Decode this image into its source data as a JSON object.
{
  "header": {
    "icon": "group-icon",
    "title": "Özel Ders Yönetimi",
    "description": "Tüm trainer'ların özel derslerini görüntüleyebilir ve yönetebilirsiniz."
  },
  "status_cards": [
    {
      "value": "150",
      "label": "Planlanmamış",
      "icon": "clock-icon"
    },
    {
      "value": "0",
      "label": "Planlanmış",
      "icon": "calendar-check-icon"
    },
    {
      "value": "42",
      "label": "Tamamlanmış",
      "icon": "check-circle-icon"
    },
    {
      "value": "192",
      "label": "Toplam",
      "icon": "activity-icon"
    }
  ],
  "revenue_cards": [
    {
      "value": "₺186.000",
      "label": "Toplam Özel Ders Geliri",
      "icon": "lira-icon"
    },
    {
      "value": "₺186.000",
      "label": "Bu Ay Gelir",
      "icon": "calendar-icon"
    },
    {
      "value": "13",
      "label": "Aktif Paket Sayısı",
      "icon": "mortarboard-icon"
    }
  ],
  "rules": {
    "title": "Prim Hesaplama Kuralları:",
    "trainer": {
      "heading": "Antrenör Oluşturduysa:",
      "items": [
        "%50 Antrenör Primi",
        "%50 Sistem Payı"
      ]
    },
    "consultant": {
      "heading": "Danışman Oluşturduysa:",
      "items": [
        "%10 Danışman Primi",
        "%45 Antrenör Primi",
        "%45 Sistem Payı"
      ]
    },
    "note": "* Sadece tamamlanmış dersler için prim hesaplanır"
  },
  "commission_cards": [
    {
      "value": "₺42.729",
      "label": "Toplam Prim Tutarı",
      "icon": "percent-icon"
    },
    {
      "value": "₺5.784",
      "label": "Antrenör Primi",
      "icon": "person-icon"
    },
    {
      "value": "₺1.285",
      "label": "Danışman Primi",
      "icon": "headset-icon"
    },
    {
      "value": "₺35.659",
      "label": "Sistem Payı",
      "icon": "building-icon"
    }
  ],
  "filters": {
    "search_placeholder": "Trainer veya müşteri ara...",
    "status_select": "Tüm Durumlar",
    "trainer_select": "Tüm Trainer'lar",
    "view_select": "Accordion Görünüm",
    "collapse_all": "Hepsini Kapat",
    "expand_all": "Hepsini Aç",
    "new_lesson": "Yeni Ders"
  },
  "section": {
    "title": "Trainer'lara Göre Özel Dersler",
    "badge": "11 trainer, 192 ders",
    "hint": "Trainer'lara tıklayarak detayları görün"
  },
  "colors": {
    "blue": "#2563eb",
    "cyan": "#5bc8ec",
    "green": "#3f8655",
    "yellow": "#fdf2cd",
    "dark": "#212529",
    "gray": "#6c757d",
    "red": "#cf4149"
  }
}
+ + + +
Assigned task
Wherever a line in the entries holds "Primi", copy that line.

Result of the task
        "%50 Antrenör Primi",
        "%10 Danışman Primi",
        "%45 Antrenör Primi",
      "label": "Antrenör Primi",
      "label": "Danışman Primi",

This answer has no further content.